-------- RECORDS PROVIDED --------
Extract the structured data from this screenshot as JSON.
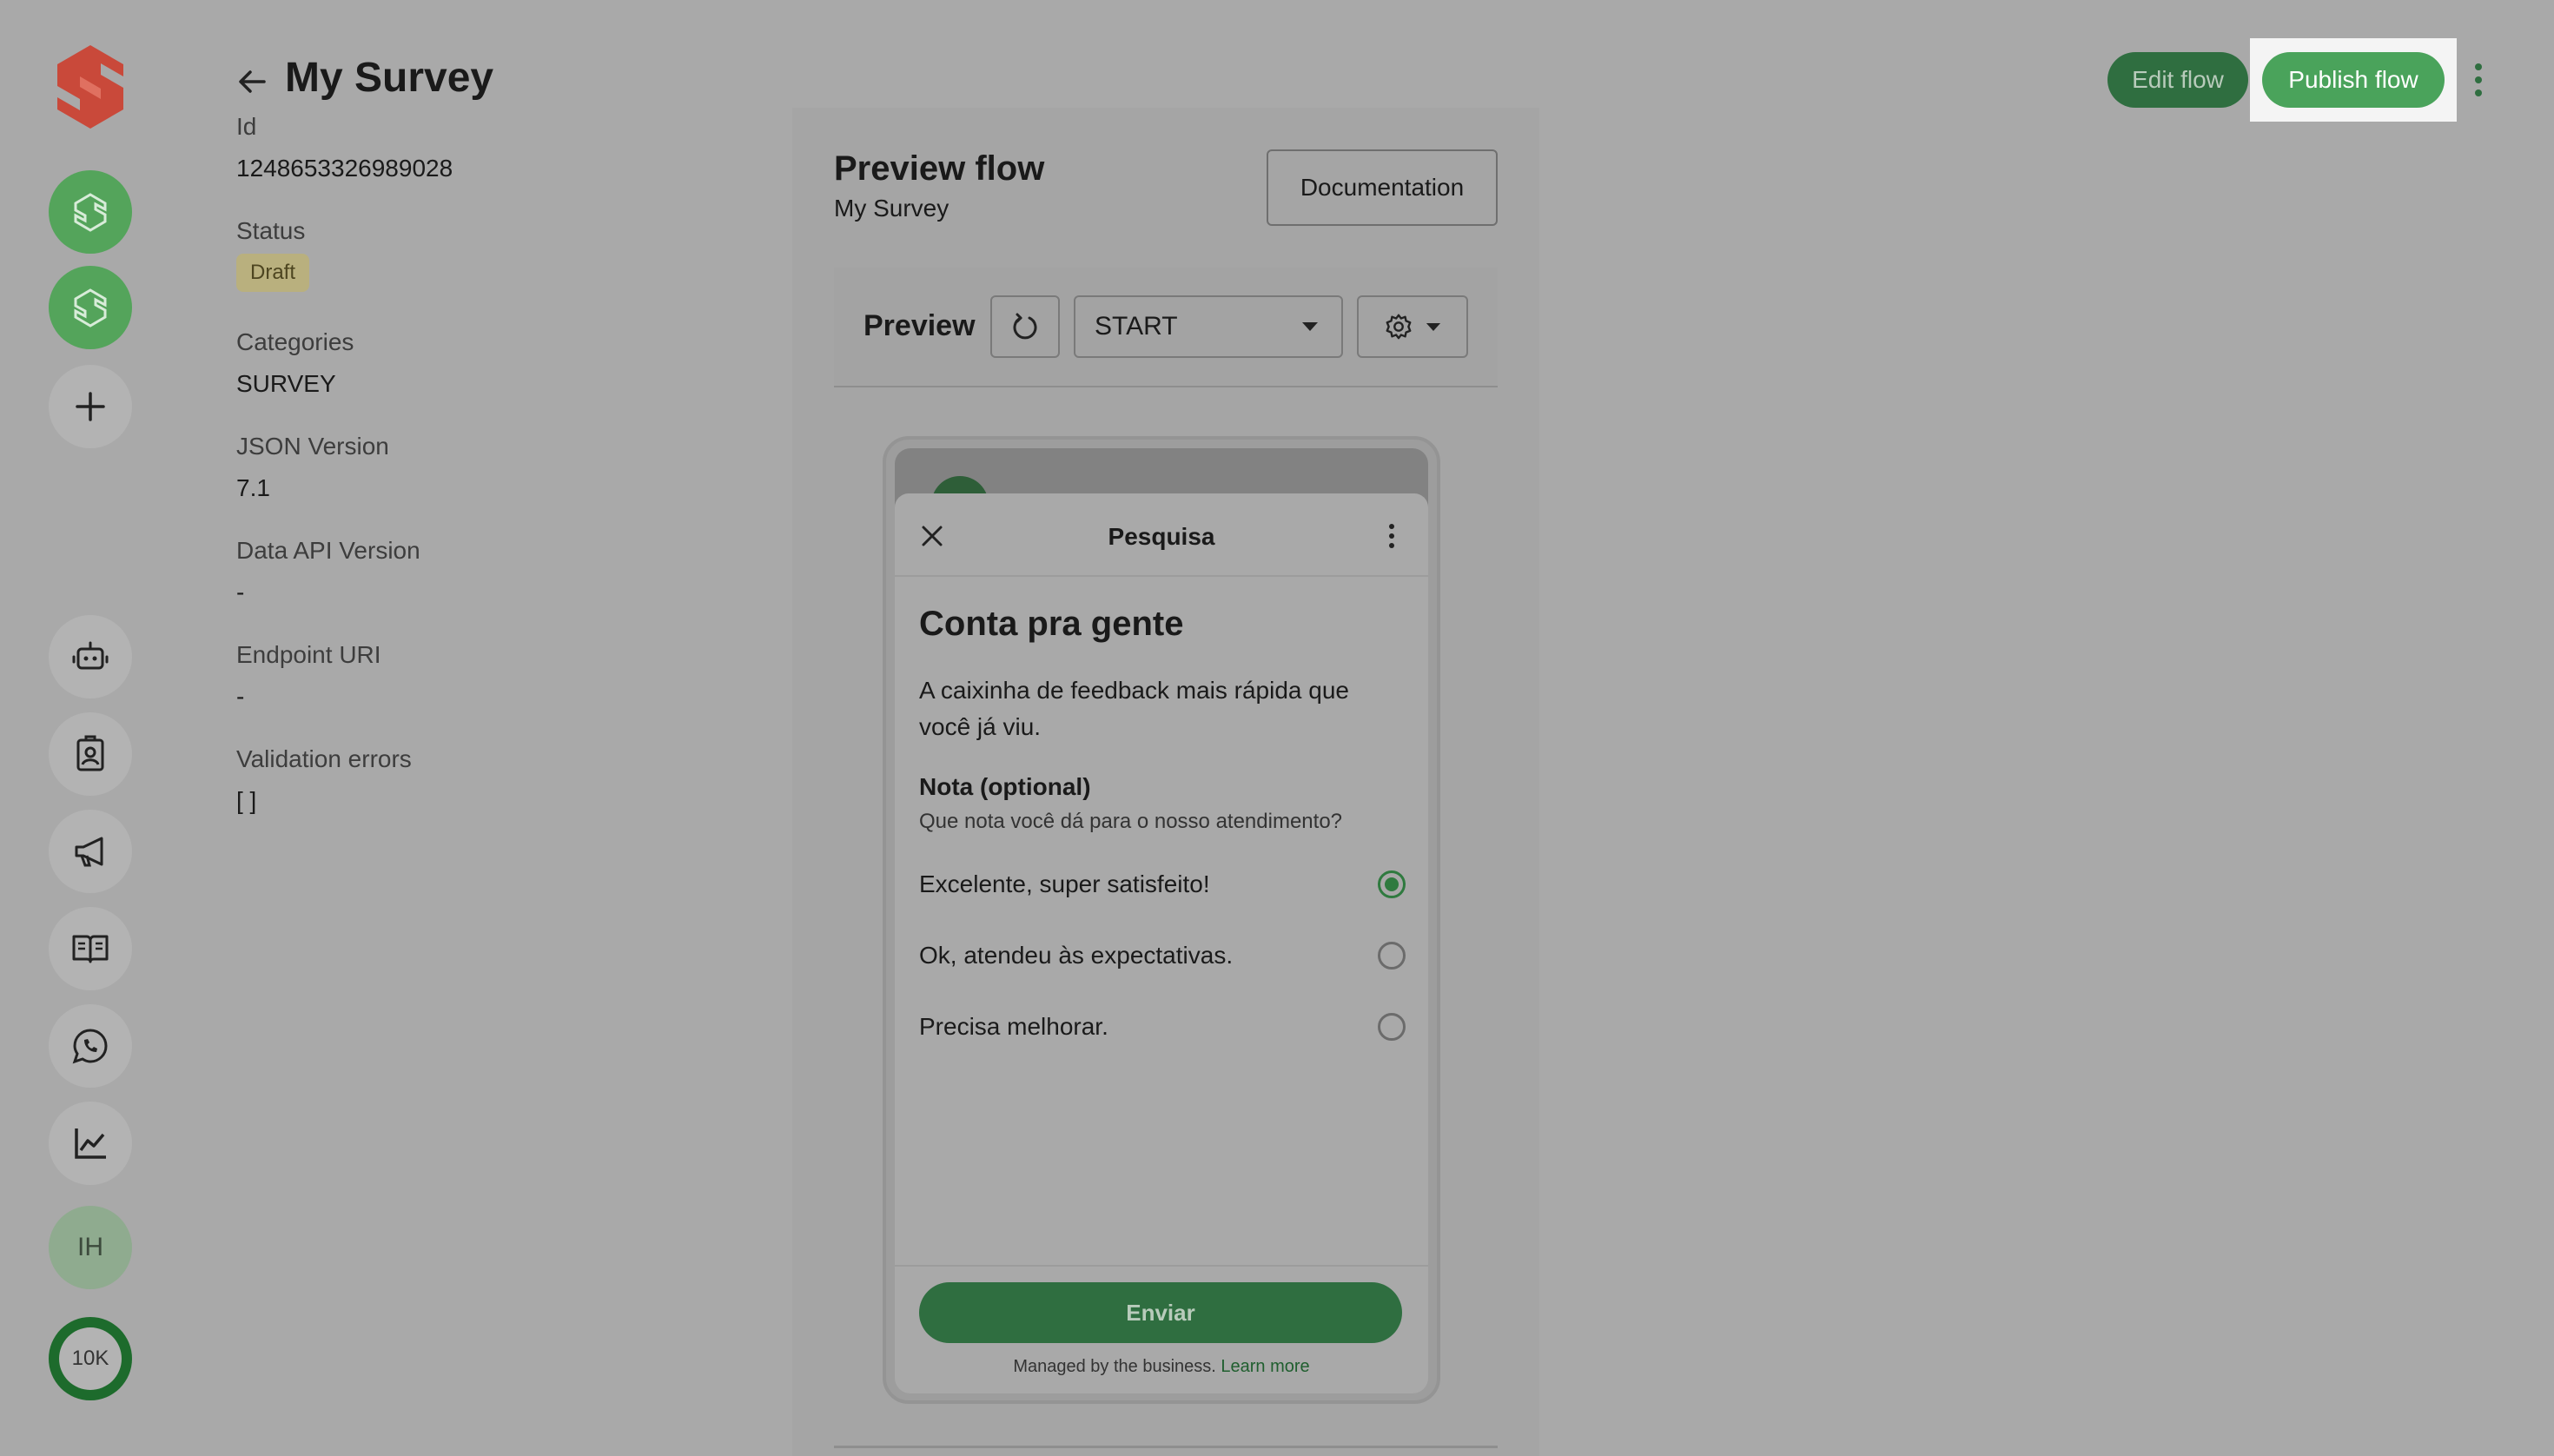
{
  "colors": {
    "brand_logo": "#d65a4a",
    "accent_green": "#4aa35b",
    "dark_green": "#2f6e40",
    "draft_badge": "#b9b07e",
    "overlay": "#a9a9a9"
  },
  "sidebar": {
    "items": [
      {
        "icon": "brand-logo-icon"
      },
      {
        "icon": "workspace-logo-icon"
      },
      {
        "icon": "workspace-logo-icon"
      },
      {
        "icon": "plus-icon"
      },
      {
        "icon": "bot-icon"
      },
      {
        "icon": "contact-badge-icon"
      },
      {
        "icon": "megaphone-icon"
      },
      {
        "icon": "book-icon"
      },
      {
        "icon": "whatsapp-icon"
      },
      {
        "icon": "chart-line-icon"
      }
    ],
    "avatar_initials": "IH",
    "credit_label": "10K"
  },
  "header": {
    "title": "My Survey",
    "edit_label": "Edit flow",
    "publish_label": "Publish flow"
  },
  "info": {
    "id_label": "Id",
    "id_value": "1248653326989028",
    "status_label": "Status",
    "status_value": "Draft",
    "categories_label": "Categories",
    "categories_value": "SURVEY",
    "json_version_label": "JSON Version",
    "json_version_value": "7.1",
    "data_api_label": "Data API Version",
    "data_api_value": "-",
    "endpoint_label": "Endpoint URI",
    "endpoint_value": "-",
    "validation_label": "Validation errors",
    "validation_value": "[ ]"
  },
  "preview": {
    "title": "Preview flow",
    "subtitle": "My Survey",
    "documentation_label": "Documentation",
    "bar_label": "Preview",
    "screen_select": "START"
  },
  "phone": {
    "sheet_title": "Pesquisa",
    "heading": "Conta pra gente",
    "body": "A caixinha de feedback mais rápida que você já viu.",
    "question_label": "Nota (optional)",
    "question_help": "Que nota você dá para o nosso atendimento?",
    "options": [
      {
        "label": "Excelente, super satisfeito!",
        "selected": true
      },
      {
        "label": "Ok, atendeu às expectativas.",
        "selected": false
      },
      {
        "label": "Precisa melhorar.",
        "selected": false
      }
    ],
    "submit_label": "Enviar",
    "managed_text": "Managed by the business.",
    "learn_more": "Learn more"
  }
}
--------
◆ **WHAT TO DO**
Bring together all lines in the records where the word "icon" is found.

◆ **PROBLEM SOLUTION**
        "icon": "brand-logo-icon"
        "icon": "workspace-logo-icon"
        "icon": "workspace-logo-icon"
        "icon": "plus-icon"
        "icon": "bot-icon"
        "icon": "contact-badge-icon"
        "icon": "megaphone-icon"
        "icon": "book-icon"
        "icon": "whatsapp-icon"
        "icon": "chart-line-icon"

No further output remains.